Last month, I did an unusually spontaneous thing. I was on Facebook when I saw a video of a dancer who had amazing fluidity and grace. And playfulness. You know, the exact qualities I want in my dance. When I googled her, I found out she lived in Toronto — and I was about to go there the next week. Well, in a matter of hours, we had gotten in touch, and I had a booking for my first private dance class ever with Badia Star, aka Brenda Bell.
I had no idea what to expect. We did talk in advance about the kinds of things I wanted to cover, but the whole structure of a private class was new to me. And because I hadn’t done any bellydance in quite a long time — and in a class, even longer — a lot of what we did involved trying out different movements and finding the spots where I could learn the most.
Badia/Brenda is such a warm, encouraging, spirited teacher. But she was also carefully watching me to give me tips on form and execution, which is exactly what I want in an instructor. I came away with a long list of notes on what we did, and ideas on what I could practice on my own. So here were some of the things the class made me pay attention to:
- Oh my lord are my shoulders tight. I knew that I had lost some connection to my abs over the past years (ok a lot), but I didn’t realise how tight my shoulders had become. Really tight. Rock solid. This is a thing. Not a good thing.

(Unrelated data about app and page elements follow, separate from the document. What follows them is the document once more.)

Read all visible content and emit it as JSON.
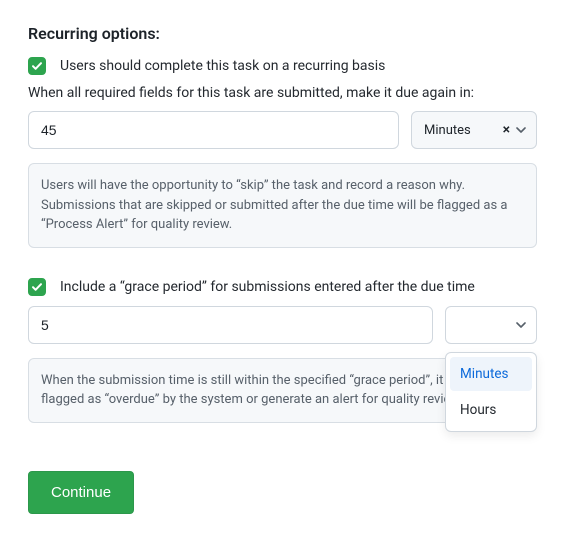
{
  "title": "Recurring options:",
  "recurring": {
    "checkbox_label": "Users should complete this task on a recurring basis",
    "field_label": "When all required fields for this task are submitted, make it due again in:",
    "value": "45",
    "unit_selected": "Minutes",
    "note": "Users will have the opportunity to “skip” the task and record a reason why. Submissions that are skipped or submitted after the due time will be flagged as a “Process Alert” for quality review."
  },
  "grace": {
    "checkbox_label": "Include a “grace period” for submissions entered after the due time",
    "value": "5",
    "note": "When the submission time is still within the specified “grace period”, it will not be flagged as “overdue” by the system or generate an alert for quality review.",
    "dropdown": {
      "options": [
        "Minutes",
        "Hours"
      ],
      "selected": "Minutes"
    }
  },
  "continue_label": "Continue"
}
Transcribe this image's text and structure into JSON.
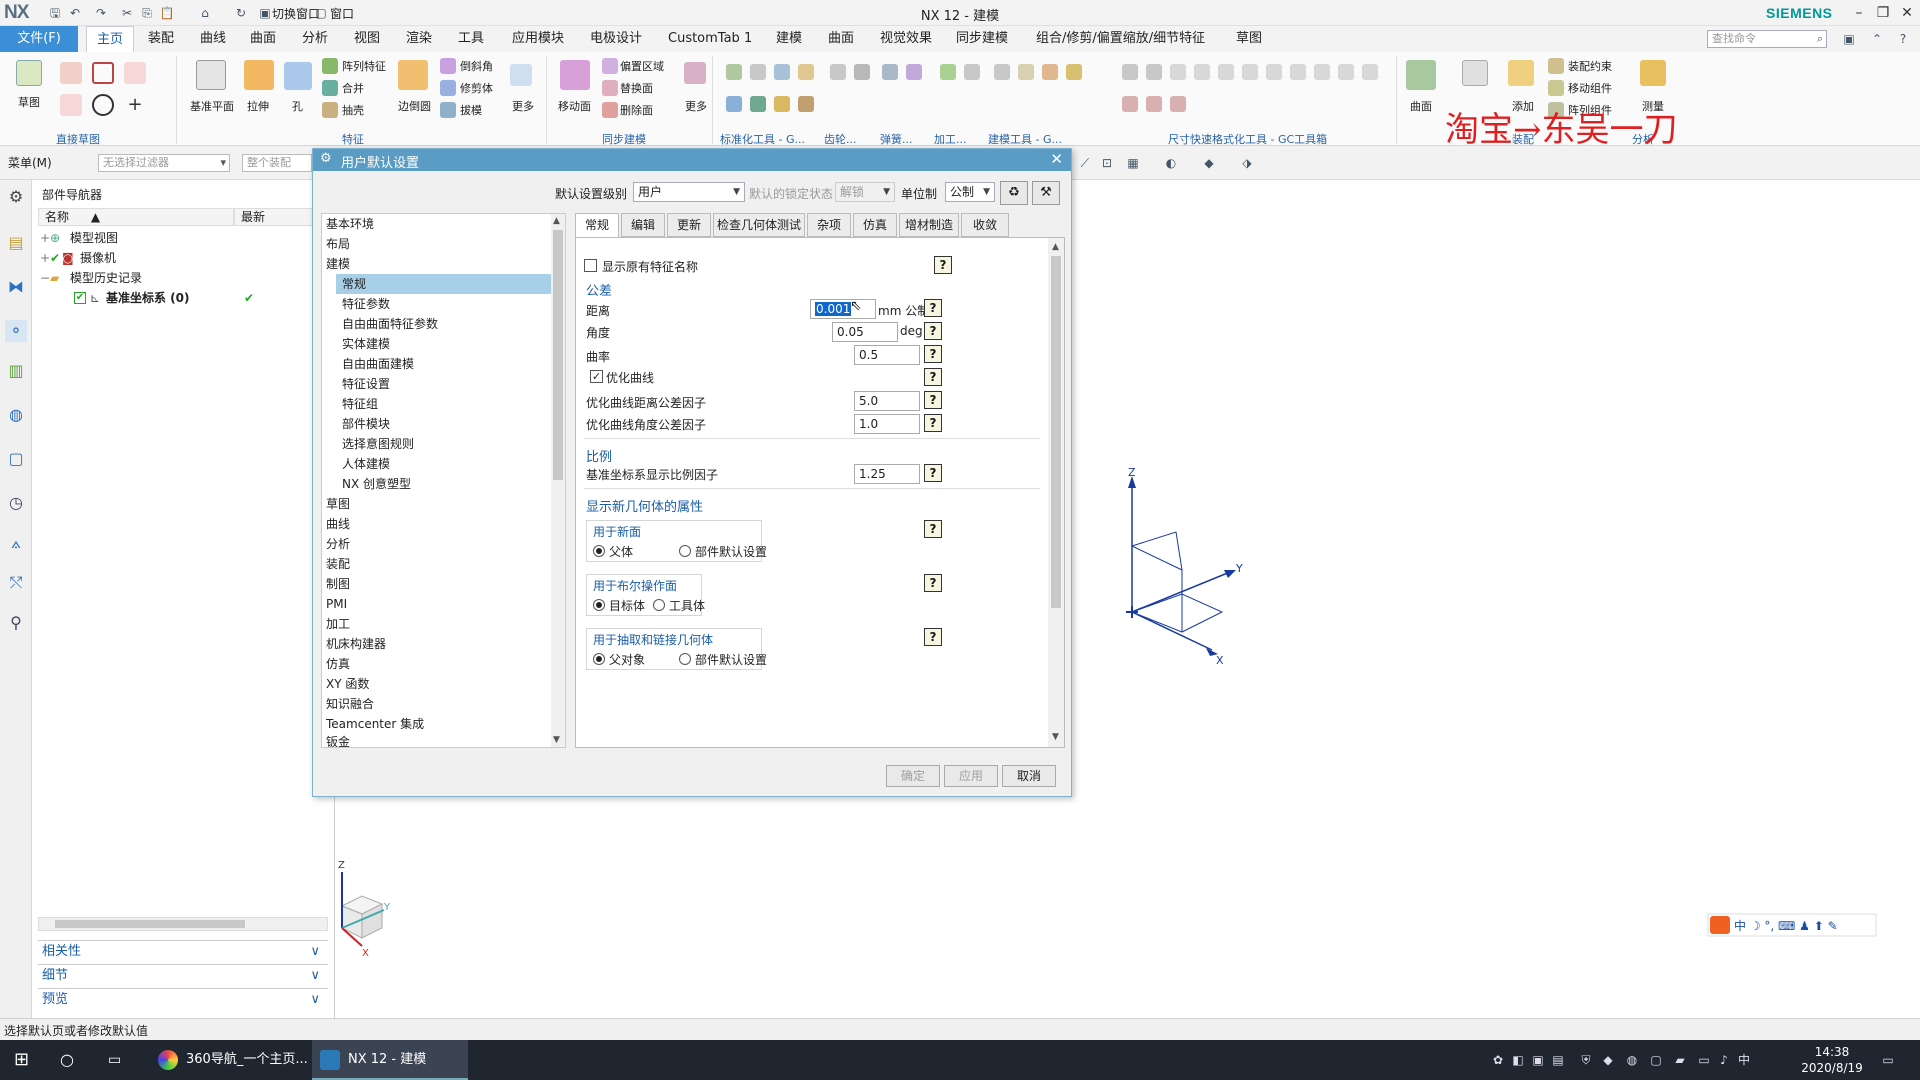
{
  "window": {
    "title": "NX 12 - 建模",
    "brand": "SIEMENS",
    "app_logo": "NX",
    "quick_switch": "切换窗口",
    "quick_window": "窗口"
  },
  "menu": {
    "file": "文件(F)",
    "tabs": [
      "主页",
      "装配",
      "曲线",
      "曲面",
      "分析",
      "视图",
      "渲染",
      "工具",
      "应用模块",
      "电极设计",
      "CustomTab 1",
      "建模",
      "曲面",
      "视觉效果",
      "同步建模",
      "组合/修剪/偏置缩放/细节特征",
      "草图"
    ],
    "active_tab": "主页",
    "search_placeholder": "查找命令"
  },
  "ribbon": {
    "labels": {
      "sketch": "草图",
      "datum_plane": "基准平面",
      "extrude": "拉伸",
      "hole": "孔",
      "pattern_feature": "阵列特征",
      "unite": "合并",
      "shell": "抽壳",
      "edge_blend": "边倒圆",
      "chamfer": "倒斜角",
      "trim_body": "修剪体",
      "draft": "拔模",
      "more1": "更多",
      "move_face": "移动面",
      "offset_region": "偏置区域",
      "replace_face": "替换面",
      "delete_face": "删除面",
      "more2": "更多",
      "surface": "曲面",
      "assembly_constraint": "装配约束",
      "move_component": "移动组件",
      "array_component": "阵列组件",
      "add": "添加",
      "measure": "测量"
    },
    "groups": [
      "直接草图",
      "特征",
      "同步建模",
      "标准化工具 - G...",
      "齿轮...",
      "弹簧...",
      "加工...",
      "建模工具 - G...",
      "尺寸快速格式化工具 - GC工具箱",
      "装配",
      "分析"
    ],
    "watermark": "淘宝→东吴一刀"
  },
  "selection_bar": {
    "menu": "菜单(M)",
    "filter": "无选择过滤器",
    "scope": "整个装配"
  },
  "part_navigator": {
    "title": "部件导航器",
    "col_name": "名称",
    "col_latest": "最新",
    "items": [
      {
        "label": "模型视图"
      },
      {
        "label": "摄像机"
      },
      {
        "label": "模型历史记录"
      },
      {
        "label": "基准坐标系 (0)",
        "latest": "✔"
      }
    ],
    "accordion": [
      "相关性",
      "细节",
      "预览"
    ]
  },
  "dialog": {
    "title": "用户默认设置",
    "level_label": "默认设置级别",
    "level_value": "用户",
    "lock_label": "默认的锁定状态",
    "lock_value": "解锁",
    "units_label": "单位制",
    "units_value": "公制",
    "categories": [
      "基本环境",
      "布局",
      "建模",
      "常规",
      "特征参数",
      "自由曲面特征参数",
      "实体建模",
      "自由曲面建模",
      "特征设置",
      "特征组",
      "部件模块",
      "选择意图规则",
      "人体建模",
      "NX 创意塑型",
      "草图",
      "曲线",
      "分析",
      "装配",
      "制图",
      "PMI",
      "加工",
      "机床构建器",
      "仿真",
      "XY 函数",
      "知识融合",
      "Teamcenter 集成",
      "钣金"
    ],
    "selected_category": "常规",
    "tabs": [
      "常规",
      "编辑",
      "更新",
      "检查几何体测试",
      "杂项",
      "仿真",
      "增材制造",
      "收敛"
    ],
    "active_tab": "常规",
    "show_original_feature_name": "显示原有特征名称",
    "tolerance": {
      "section": "公差",
      "distance_label": "距离",
      "distance_value": "0.001",
      "distance_unit": "mm 公制",
      "angle_label": "角度",
      "angle_value": "0.05",
      "angle_unit": "deg",
      "curvature_label": "曲率",
      "curvature_value": "0.5",
      "optimize_curve": "优化曲线",
      "opt_dist_label": "优化曲线距离公差因子",
      "opt_dist_value": "5.0",
      "opt_angle_label": "优化曲线角度公差因子",
      "opt_angle_value": "1.0"
    },
    "scale": {
      "section": "比例",
      "csys_label": "基准坐标系显示比例因子",
      "csys_value": "1.25"
    },
    "new_geometry": {
      "section": "显示新几何体的属性",
      "new_face": "用于新面",
      "parent_body": "父体",
      "part_default1": "部件默认设置",
      "boolean": "用于布尔操作面",
      "target_body": "目标体",
      "tool_body": "工具体",
      "extract": "用于抽取和链接几何体",
      "parent_object": "父对象",
      "part_default2": "部件默认设置"
    },
    "help_glyph": "?",
    "buttons": {
      "ok": "确定",
      "apply": "应用",
      "cancel": "取消"
    }
  },
  "status": "选择默认页或者修改默认值",
  "taskbar": {
    "app1": "360导航_一个主页...",
    "app2": "NX 12 - 建模",
    "time": "14:38",
    "date": "2020/8/19"
  },
  "csys_axes": {
    "x": "X",
    "y": "Y",
    "z": "Z"
  },
  "colors": {
    "accent": "#3a8fd6",
    "dialog_header": "#5a9cc4",
    "section": "#1b5ea8",
    "watermark": "#e02020",
    "brand": "#009999"
  }
}
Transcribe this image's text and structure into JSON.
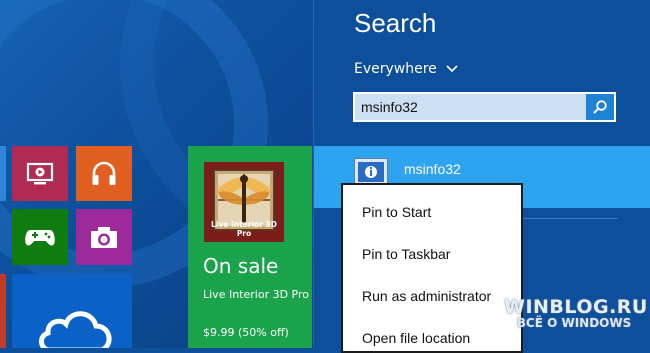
{
  "start_screen": {
    "tiles": [
      {
        "name": "video",
        "color": "#b12a53",
        "icon": "video-icon"
      },
      {
        "name": "music",
        "color": "#e25f22",
        "icon": "headphones-icon"
      },
      {
        "name": "games",
        "color": "#107c10",
        "icon": "gamepad-icon"
      },
      {
        "name": "camera",
        "color": "#9c2a9a",
        "icon": "camera-icon"
      },
      {
        "name": "onedrive",
        "color": "#0a62c7",
        "icon": "cloud-icon"
      }
    ],
    "store_tile": {
      "app_image_caption": "Live Interior 3D Pro",
      "headline": "On sale",
      "app_name": "Live Interior 3D Pro",
      "price": "$9.99 (50% off)",
      "color": "#1aa34a"
    }
  },
  "search_charm": {
    "title": "Search",
    "scope": "Everywhere",
    "query": "msinfo32",
    "search_button_icon": "search-icon",
    "result": {
      "label": "msinfo32",
      "icon": "system-info-icon"
    }
  },
  "context_menu": {
    "items": [
      "Pin to Start",
      "Pin to Taskbar",
      "Run as administrator",
      "Open file location"
    ]
  },
  "watermark": {
    "main": "WINBLOG.RU",
    "sub": "ВСЁ О WINDOWS"
  }
}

- For someone with a swayback, a strong core is really just as important in bellydance as it is in ballet. This has to be my number one concern, and I think it’s part of the reason ballet classes have often left my body feeling better than bellydance ones. (Despite how “artificial” ballet feels, it’s all about strength in the core and engaging every possible muscle.)
- So much of my bellydance training has involved standing in a single spot and doing a move. Maybe doing a few moves. But definitely standing in that spot. Perhaps also pivoting on that spot, or doing one or two steps to the left and to the right. What has my bellydance training rarely integrated? Broad-ranging movement across the floor, learning isolations in combination with steps (not as things that have to be added to each other), really covering space. This was perhaps the big mind explosion in this class. The reason I am so static in my dance is that I have learned this dance in a static way. (I’ve taken classes with a few other teachers who put the steps first, and wonder if doing steps first might not be a better way to transition to actual dance.) Badia had me moving the whole time, walking around the room, linking movements together. And it was challenging, but gave me a sense of how to actually dance with these movements as opposed to presenting them.
- This is perhaps the hardest realisation to articulate. Bellydance for me has always been about coming to terms with my feminine self, whatever that meant at a particular point in my life. As a 20-year-old, it meant finding a form of womanhood I could feel natural in. As a 30-something, it was part of adjusting to motherhood. But as I approach forty, working in a male-dominated environment, it’s really hard to know what that should look like at all. I just know that losing bellydance as a daily practice has gone hand in hand with other kinds of loss. And I want to change that.
There’s a lot more that I’m thinking about. I’ve been practicing a bit more since the private class, though sickness and work have kept me from doing so as much as I’d like. But I was so very glad I did it — it was precisely the kind of boost and inspiration I needed at this point. Now it’s time to figure out the next steps…